Top of PROVIDED MATERIAL

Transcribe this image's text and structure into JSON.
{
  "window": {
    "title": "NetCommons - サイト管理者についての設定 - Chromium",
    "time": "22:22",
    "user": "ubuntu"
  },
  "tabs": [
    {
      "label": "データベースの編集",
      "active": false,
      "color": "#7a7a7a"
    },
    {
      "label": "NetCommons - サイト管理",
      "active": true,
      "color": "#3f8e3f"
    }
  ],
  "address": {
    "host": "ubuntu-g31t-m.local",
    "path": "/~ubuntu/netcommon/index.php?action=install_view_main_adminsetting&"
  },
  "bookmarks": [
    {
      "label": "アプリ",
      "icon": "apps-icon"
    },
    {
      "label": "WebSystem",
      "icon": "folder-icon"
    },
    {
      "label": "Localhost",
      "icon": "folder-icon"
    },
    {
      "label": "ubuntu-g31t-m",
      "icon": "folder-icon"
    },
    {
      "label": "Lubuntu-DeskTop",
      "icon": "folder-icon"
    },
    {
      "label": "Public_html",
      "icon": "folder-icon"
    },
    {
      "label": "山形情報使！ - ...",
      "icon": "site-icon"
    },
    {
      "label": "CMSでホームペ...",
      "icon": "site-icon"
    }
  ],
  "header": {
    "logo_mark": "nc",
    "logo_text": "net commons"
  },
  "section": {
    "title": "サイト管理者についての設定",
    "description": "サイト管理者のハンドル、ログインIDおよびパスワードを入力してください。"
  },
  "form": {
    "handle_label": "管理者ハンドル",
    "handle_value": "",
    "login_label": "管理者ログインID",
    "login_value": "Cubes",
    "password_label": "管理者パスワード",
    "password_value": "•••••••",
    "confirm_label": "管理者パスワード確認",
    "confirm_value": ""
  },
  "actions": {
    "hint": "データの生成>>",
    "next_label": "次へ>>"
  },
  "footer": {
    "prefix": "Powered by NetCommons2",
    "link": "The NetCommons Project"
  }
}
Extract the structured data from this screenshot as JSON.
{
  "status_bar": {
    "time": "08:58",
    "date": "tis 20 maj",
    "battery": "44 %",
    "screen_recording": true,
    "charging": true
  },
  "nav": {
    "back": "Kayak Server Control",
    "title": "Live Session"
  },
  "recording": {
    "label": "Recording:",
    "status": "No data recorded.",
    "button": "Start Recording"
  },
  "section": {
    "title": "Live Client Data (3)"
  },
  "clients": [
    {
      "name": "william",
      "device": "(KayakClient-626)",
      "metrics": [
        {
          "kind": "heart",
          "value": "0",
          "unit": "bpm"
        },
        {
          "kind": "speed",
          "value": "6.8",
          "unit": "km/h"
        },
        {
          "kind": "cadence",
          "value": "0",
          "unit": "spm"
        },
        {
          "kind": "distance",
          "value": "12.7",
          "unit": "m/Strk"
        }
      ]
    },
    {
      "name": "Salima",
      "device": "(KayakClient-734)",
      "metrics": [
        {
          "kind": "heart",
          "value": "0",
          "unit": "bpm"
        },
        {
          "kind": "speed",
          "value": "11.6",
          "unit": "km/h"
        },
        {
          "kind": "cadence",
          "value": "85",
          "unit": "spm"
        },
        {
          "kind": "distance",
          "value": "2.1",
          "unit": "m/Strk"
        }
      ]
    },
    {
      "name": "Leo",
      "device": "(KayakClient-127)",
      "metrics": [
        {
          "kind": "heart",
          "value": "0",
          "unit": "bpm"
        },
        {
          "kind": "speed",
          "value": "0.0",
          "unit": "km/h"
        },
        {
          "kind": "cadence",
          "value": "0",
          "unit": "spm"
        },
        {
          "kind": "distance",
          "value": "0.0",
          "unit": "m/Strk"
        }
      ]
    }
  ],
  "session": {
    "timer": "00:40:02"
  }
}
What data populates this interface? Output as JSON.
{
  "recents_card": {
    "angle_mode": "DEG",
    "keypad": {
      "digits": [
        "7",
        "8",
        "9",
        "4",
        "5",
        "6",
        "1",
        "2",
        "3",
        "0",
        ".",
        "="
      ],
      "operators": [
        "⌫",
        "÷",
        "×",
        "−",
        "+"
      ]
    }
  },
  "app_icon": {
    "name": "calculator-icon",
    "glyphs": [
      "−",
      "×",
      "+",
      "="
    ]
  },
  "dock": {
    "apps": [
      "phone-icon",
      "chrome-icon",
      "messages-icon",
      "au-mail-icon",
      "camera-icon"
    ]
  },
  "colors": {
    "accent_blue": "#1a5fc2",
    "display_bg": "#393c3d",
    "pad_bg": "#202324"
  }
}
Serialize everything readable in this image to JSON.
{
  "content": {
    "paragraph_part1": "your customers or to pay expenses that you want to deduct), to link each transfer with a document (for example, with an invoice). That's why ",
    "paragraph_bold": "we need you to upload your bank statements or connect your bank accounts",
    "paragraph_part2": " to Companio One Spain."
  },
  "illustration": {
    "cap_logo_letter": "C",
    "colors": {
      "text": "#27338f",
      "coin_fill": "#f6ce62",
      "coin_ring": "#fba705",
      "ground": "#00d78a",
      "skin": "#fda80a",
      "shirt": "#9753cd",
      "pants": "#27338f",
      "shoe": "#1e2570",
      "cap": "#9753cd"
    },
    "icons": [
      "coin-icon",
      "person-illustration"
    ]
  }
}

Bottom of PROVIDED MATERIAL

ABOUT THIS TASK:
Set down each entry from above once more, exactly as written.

SOLUTION TO THE PROBLEM:
Transcribe this image's text and structure into JSON.
{
  "window": {
    "title": "NetCommons - サイト管理者についての設定 - Chromium",
    "time": "22:22",
    "user": "ubuntu"
  },
  "tabs": [
    {
      "label": "データベースの編集",
      "active": false,
      "color": "#7a7a7a"
    },
    {
      "label": "NetCommons - サイト管理",
      "active": true,
      "color": "#3f8e3f"
    }
  ],
  "address": {
    "host": "ubuntu-g31t-m.local",
    "path": "/~ubuntu/netcommon/index.php?action=install_view_main_adminsetting&"
  },
  "bookmarks": [
    {
      "label": "アプリ",
      "icon": "apps-icon"
    },
    {
      "label": "WebSystem",
      "icon": "folder-icon"
    },
    {
      "label": "Localhost",
      "icon": "folder-icon"
    },
    {
      "label": "ubuntu-g31t-m",
      "icon": "folder-icon"
    },
    {
      "label": "Lubuntu-DeskTop",
      "icon": "folder-icon"
    },
    {
      "label": "Public_html",
      "icon": "folder-icon"
    },
    {
      "label": "山形情報使！ - ...",
      "icon": "site-icon"
    },
    {
      "label": "CMSでホームペ...",
      "icon": "site-icon"
    }
  ],
  "header": {
    "logo_mark": "nc",
    "logo_text": "net commons"
  },
  "section": {
    "title": "サイト管理者についての設定",
    "description": "サイト管理者のハンドル、ログインIDおよびパスワードを入力してください。"
  },
  "form": {
    "handle_label": "管理者ハンドル",
    "handle_value": "",
    "login_label": "管理者ログインID",
    "login_value": "Cubes",
    "password_label": "管理者パスワード",
    "password_value": "•••••••",
    "confirm_label": "管理者パスワード確認",
    "confirm_value": ""
  },
  "actions": {
    "hint": "データの生成>>",
    "next_label": "次へ>>"
  },
  "footer": {
    "prefix": "Powered by NetCommons2",
    "link": "The NetCommons Project"
  }
}
Extract the structured data from this screenshot as JSON.
{
  "status_bar": {
    "time": "08:58",
    "date": "tis 20 maj",
    "battery": "44 %",
    "screen_recording": true,
    "charging": true
  },
  "nav": {
    "back": "Kayak Server Control",
    "title": "Live Session"
  },
  "recording": {
    "label": "Recording:",
    "status": "No data recorded.",
    "button": "Start Recording"
  },
  "section": {
    "title": "Live Client Data (3)"
  },
  "clients": [
    {
      "name": "william",
      "device": "(KayakClient-626)",
      "metrics": [
        {
          "kind": "heart",
          "value": "0",
          "unit": "bpm"
        },
        {
          "kind": "speed",
          "value": "6.8",
          "unit": "km/h"
        },
        {
          "kind": "cadence",
          "value": "0",
          "unit": "spm"
        },
        {
          "kind": "distance",
          "value": "12.7",
          "unit": "m/Strk"
        }
      ]
    },
    {
      "name": "Salima",
      "device": "(KayakClient-734)",
      "metrics": [
        {
          "kind": "heart",
          "value": "0",
          "unit": "bpm"
        },
        {
          "kind": "speed",
          "value": "11.6",
          "unit": "km/h"
        },
        {
          "kind": "cadence",
          "value": "85",
          "unit": "spm"
        },
        {
          "kind": "distance",
          "value": "2.1",
          "unit": "m/Strk"
        }
      ]
    },
    {
      "name": "Leo",
      "device": "(KayakClient-127)",
      "metrics": [
        {
          "kind": "heart",
          "value": "0",
          "unit": "bpm"
        },
        {
          "kind": "speed",
          "value": "0.0",
          "unit": "km/h"
        },
        {
          "kind": "cadence",
          "value": "0",
          "unit": "spm"
        },
        {
          "kind": "distance",
          "value": "0.0",
          "unit": "m/Strk"
        }
      ]
    }
  ],
  "session": {
    "timer": "00:40:02"
  }
}
What data populates this interface? Output as JSON.
{
  "recents_card": {
    "angle_mode": "DEG",
    "keypad": {
      "digits": [
        "7",
        "8",
        "9",
        "4",
        "5",
        "6",
        "1",
        "2",
        "3",
        "0",
        ".",
        "="
      ],
      "operators": [
        "⌫",
        "÷",
        "×",
        "−",
        "+"
      ]
    }
  },
  "app_icon": {
    "name": "calculator-icon",
    "glyphs": [
      "−",
      "×",
      "+",
      "="
    ]
  },
  "dock": {
    "apps": [
      "phone-icon",
      "chrome-icon",
      "messages-icon",
      "au-mail-icon",
      "camera-icon"
    ]
  },
  "colors": {
    "accent_blue": "#1a5fc2",
    "display_bg": "#393c3d",
    "pad_bg": "#202324"
  }
}
Serialize everything readable in this image to JSON.
{
  "content": {
    "paragraph_part1": "your customers or to pay expenses that you want to deduct), to link each transfer with a document (for example, with an invoice). That's why ",
    "paragraph_bold": "we need you to upload your bank statements or connect your bank accounts",
    "paragraph_part2": " to Companio One Spain."
  },
  "illustration": {
    "cap_logo_letter": "C",
    "colors": {
      "text": "#27338f",
      "coin_fill": "#f6ce62",
      "coin_ring": "#fba705",
      "ground": "#00d78a",
      "skin": "#fda80a",
      "shirt": "#9753cd",
      "pants": "#27338f",
      "shoe": "#1e2570",
      "cap": "#9753cd"
    },
    "icons": [
      "coin-icon",
      "person-illustration"
    ]
  }
}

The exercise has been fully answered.